Joyce succeeds KLM President and CEO Peter Hartman, whose one-year term expired at the conclusion of the Association’s 68th Annual General Meeting (AGM) and World Air Transport Summit in Beijing. Joyce’s appointment is effective immediately and is for one year, ending with the conclusion of IATA’s 69th AGM, to be held in Cape Town, South Africa.
A 24-year veteran of the airline industry, Joyce has led Qantas since November 2008. He was CEO of Jetstar from 2003 to 2008. Prior to that, he spent over 15 years in leadership positions at Qantas, Ansett, and Aer Lingus. Joyce is the third Qantas CEO to serve as Chairman of IATA’s Board of Governors, following most recently James Strong (1999-2000).

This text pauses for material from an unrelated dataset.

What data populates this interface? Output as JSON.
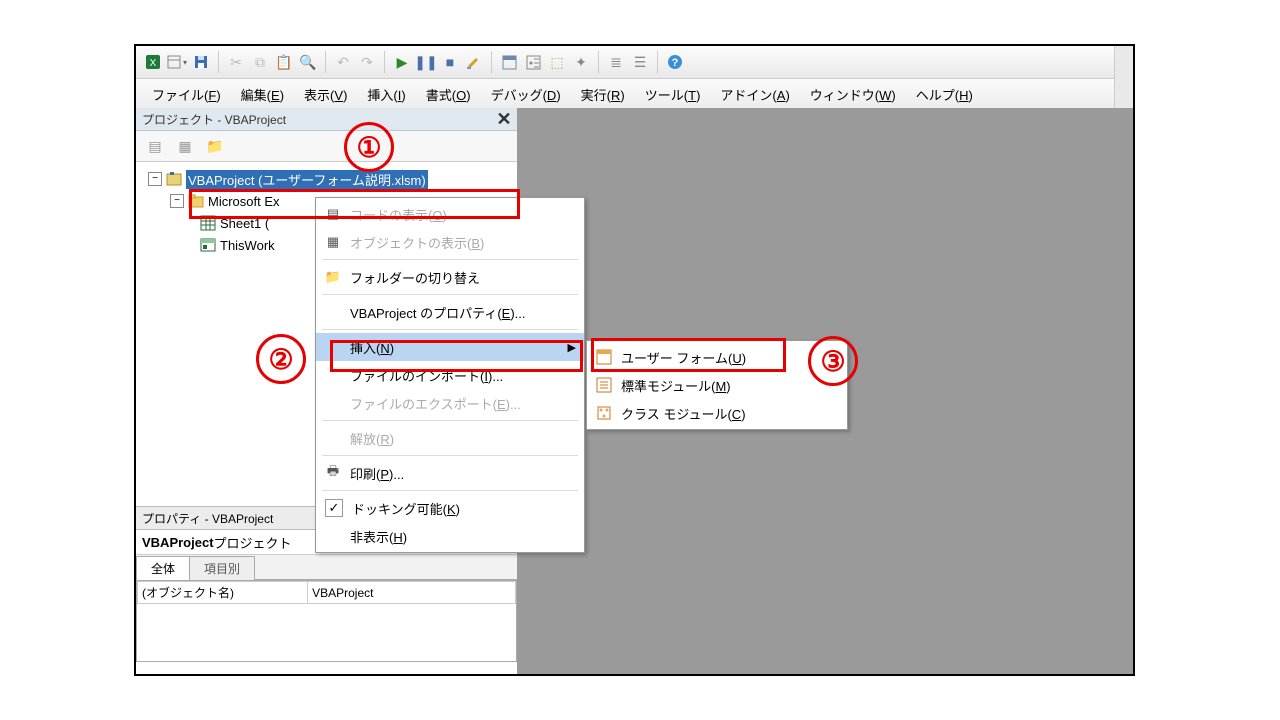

“IATA plays a critical role in the industry and I am honored to take on the role of leading its Board of Governors. The top priorities, as always, will be safety, security, and sustainability. On top of that, I want to see IATA continue to deliver value to its members by being a strong advocate for the industry. Aviation delivers enormous economic benefits—supporting some 57 million jobs and $2.2 trillion in economic activity. We need to ensure that governments understand what is at stake when they are making key decisions on taxes, regulation, and capacity expansion,” said Joyce.

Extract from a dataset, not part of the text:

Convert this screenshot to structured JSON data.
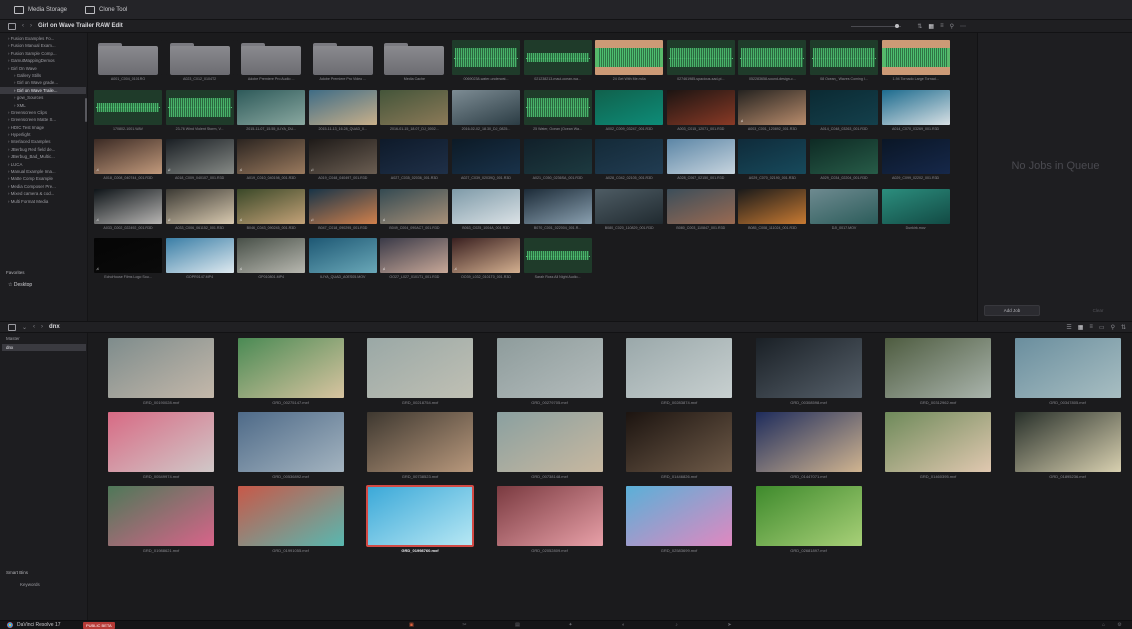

“Our Association owes a debt of gratitude to Peter Hartman, for his resolute leadership of IATA during a challenging year. The European sovereign debt crisis put new pressures on the air transport industry. Along with this, global political tension rose as a result of Europe’s unilateral and extra-territorial inclusion of aviation in its Emissions Trading Scheme,” said Tony Tyler, IATA’s Director General and CEO. “I would also like to thank Peter for his personal support and guidance during my first year in office.
“I am confident that Alan is the right person to lead IATA’s Board of Governors as the Association strives to deliver even greater value to our members. Our ambitious agenda over the next year includes developing the foundation standards for a new distribution capability, pushing forward progress on Checkpoint of the Future, and working through the International Civil Aviation Organization to achieve a global approach on positive economic measures to help manage aviation’s 2% contribution to manmade carbon emissions. All of this will be done in an economic environment that is likely to become even more challenging,” said Tyler.
IATA also announced that the Board of Governors appointed Richard Anderson, CEO of Delta Air Lines, to serve as Chairman from June 2013, following Joyce’s term.